* _What is expected_
The lines below that include "Backup" are to be found and copied.

* _Data records_
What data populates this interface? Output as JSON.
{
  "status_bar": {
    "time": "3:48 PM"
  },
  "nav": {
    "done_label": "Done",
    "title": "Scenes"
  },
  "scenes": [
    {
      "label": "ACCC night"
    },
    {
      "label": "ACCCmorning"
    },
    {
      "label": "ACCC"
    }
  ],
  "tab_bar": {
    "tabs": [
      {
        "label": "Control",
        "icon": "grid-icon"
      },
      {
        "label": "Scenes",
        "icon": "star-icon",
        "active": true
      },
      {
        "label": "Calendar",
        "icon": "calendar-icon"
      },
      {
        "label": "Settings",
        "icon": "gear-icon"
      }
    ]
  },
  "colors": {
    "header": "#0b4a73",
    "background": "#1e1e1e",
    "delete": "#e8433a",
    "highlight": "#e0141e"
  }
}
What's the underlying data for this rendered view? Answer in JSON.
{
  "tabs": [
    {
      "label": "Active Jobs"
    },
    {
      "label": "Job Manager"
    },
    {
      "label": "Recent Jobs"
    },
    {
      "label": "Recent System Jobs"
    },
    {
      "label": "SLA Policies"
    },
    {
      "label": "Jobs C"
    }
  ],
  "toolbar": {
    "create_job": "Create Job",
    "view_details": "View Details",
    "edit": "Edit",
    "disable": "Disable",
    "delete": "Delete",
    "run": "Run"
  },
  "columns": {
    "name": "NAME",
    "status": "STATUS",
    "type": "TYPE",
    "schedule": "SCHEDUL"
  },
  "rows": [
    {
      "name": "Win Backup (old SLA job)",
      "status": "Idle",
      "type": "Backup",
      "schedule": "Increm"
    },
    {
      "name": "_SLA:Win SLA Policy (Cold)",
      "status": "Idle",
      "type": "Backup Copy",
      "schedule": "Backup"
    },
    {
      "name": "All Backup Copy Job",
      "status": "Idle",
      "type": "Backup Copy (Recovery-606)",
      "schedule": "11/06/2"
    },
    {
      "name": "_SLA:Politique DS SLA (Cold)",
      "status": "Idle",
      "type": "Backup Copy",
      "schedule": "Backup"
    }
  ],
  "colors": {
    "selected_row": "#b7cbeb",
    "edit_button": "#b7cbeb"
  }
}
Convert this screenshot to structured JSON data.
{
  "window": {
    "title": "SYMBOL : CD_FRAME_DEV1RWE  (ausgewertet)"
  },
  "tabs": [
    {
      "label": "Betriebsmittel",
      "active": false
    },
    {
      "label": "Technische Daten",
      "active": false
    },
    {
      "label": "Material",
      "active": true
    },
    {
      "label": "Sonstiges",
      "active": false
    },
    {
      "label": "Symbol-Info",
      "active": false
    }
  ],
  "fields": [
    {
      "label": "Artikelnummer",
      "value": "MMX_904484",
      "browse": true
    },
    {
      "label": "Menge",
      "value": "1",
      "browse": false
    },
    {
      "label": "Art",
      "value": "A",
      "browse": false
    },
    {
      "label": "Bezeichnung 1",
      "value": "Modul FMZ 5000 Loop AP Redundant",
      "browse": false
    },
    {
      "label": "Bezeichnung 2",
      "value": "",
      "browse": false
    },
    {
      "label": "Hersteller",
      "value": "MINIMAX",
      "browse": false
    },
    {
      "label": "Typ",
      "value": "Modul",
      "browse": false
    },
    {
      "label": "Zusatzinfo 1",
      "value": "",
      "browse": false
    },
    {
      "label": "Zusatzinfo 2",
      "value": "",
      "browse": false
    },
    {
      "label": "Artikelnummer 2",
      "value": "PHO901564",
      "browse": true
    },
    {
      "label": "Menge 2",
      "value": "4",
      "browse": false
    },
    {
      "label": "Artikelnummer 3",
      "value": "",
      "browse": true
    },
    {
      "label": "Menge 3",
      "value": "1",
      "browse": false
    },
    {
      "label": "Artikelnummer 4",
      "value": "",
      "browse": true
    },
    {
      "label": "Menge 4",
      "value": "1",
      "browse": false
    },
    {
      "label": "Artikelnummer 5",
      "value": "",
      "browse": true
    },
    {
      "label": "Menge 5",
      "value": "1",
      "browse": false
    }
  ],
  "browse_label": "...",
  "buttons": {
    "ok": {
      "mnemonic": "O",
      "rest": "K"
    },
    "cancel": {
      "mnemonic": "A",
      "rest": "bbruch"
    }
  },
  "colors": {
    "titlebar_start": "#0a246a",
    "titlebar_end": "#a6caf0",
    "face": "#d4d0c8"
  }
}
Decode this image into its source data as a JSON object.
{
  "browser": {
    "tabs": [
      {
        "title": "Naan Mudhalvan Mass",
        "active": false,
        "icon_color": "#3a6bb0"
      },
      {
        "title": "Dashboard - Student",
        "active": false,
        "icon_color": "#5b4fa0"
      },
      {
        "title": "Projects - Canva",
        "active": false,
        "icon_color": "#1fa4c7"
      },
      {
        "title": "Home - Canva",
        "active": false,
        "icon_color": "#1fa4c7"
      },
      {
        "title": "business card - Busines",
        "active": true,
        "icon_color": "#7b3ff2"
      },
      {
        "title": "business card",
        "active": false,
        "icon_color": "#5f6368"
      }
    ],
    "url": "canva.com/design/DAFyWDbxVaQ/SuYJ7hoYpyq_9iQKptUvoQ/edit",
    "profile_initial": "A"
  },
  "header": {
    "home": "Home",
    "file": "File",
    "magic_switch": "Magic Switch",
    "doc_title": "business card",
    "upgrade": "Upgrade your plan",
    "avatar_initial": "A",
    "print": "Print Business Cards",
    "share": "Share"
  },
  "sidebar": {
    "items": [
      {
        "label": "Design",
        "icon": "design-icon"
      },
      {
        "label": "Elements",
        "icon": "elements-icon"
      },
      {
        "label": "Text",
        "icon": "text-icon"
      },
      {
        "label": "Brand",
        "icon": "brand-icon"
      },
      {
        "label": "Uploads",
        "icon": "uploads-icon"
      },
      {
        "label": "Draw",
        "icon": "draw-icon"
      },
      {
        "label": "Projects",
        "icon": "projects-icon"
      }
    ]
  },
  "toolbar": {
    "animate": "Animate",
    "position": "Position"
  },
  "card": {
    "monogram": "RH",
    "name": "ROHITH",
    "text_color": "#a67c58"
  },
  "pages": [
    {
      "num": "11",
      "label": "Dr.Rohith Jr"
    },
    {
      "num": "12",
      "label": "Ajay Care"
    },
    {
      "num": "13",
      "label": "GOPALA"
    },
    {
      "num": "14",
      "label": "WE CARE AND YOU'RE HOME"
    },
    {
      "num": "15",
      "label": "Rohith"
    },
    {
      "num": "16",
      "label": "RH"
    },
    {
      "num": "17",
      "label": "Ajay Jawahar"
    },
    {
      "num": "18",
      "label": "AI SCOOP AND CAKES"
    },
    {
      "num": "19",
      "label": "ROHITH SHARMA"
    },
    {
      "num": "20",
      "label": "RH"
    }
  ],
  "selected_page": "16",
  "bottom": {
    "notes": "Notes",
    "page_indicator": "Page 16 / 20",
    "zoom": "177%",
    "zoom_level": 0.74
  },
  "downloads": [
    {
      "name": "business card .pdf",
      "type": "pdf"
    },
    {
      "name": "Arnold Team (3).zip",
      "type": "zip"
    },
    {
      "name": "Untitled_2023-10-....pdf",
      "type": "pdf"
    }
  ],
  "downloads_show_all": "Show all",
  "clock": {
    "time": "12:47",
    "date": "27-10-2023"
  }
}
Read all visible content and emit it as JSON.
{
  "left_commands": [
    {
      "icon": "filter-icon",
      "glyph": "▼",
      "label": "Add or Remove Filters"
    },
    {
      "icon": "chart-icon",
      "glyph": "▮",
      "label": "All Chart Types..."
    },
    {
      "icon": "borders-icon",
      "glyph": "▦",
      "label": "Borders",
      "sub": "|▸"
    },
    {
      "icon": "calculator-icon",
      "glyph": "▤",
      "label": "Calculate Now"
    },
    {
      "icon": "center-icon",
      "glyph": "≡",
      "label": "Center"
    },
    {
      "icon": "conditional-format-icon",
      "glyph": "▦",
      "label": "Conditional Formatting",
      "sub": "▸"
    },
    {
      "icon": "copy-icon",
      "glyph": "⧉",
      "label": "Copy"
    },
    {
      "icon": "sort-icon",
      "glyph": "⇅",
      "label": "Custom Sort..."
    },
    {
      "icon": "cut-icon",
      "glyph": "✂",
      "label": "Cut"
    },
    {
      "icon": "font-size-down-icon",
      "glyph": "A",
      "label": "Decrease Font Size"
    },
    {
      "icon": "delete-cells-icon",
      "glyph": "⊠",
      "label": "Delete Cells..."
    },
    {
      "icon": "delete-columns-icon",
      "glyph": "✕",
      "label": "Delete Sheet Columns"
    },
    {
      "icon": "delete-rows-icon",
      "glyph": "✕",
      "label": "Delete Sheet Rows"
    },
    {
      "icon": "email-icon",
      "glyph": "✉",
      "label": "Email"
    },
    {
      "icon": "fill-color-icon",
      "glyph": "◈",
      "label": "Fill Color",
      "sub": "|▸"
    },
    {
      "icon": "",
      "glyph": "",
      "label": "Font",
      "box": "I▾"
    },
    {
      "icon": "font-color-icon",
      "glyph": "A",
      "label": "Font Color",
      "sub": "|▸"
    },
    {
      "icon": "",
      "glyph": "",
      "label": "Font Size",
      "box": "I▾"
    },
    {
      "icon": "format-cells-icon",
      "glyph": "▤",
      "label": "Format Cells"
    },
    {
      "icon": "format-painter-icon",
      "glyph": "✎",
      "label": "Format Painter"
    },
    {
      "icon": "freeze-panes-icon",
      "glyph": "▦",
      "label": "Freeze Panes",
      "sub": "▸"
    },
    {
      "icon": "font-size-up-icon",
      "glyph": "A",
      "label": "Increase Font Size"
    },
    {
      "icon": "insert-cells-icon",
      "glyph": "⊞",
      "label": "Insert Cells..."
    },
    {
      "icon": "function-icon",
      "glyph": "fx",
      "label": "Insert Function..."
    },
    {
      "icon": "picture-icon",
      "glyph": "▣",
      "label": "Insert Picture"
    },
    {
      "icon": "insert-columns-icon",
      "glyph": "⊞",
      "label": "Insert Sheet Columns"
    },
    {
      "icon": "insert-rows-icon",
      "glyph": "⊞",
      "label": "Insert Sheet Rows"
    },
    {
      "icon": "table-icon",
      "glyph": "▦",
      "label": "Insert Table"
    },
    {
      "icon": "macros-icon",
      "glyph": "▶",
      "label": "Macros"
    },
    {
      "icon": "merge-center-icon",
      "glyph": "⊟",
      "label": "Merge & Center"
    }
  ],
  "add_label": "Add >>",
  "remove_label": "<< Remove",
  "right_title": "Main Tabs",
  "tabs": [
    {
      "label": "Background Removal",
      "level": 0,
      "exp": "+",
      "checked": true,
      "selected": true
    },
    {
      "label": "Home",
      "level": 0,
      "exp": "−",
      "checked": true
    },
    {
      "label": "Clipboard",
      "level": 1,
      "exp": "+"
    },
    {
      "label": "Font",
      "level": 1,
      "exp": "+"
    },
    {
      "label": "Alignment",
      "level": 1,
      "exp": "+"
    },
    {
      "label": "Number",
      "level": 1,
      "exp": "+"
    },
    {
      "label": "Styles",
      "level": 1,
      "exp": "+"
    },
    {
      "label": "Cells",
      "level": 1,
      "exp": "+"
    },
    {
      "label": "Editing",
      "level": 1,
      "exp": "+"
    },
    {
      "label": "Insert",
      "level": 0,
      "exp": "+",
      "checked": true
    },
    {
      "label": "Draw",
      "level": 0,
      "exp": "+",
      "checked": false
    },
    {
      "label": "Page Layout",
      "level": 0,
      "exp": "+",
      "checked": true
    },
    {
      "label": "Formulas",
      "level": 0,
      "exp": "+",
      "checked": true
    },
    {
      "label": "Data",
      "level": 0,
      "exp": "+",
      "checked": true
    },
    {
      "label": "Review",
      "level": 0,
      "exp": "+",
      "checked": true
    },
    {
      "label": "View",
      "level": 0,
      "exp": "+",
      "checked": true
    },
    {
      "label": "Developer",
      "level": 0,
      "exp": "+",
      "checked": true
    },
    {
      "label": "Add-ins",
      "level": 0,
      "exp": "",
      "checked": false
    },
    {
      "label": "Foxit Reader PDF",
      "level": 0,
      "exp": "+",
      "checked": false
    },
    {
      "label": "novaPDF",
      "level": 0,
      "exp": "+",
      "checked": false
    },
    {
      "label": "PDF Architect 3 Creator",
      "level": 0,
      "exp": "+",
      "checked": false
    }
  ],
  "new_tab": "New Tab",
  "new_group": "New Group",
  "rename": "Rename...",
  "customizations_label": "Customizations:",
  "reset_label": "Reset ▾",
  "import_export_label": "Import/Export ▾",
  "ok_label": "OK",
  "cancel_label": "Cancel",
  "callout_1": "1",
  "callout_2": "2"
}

* _Completed task_
      "name": "Win Backup (old SLA job)",
      "type": "Backup",
      "type": "Backup Copy",
      "schedule": "Backup"
      "name": "All Backup Copy Job",
      "type": "Backup Copy (Recovery-606)",
      "type": "Backup Copy",
      "schedule": "Backup"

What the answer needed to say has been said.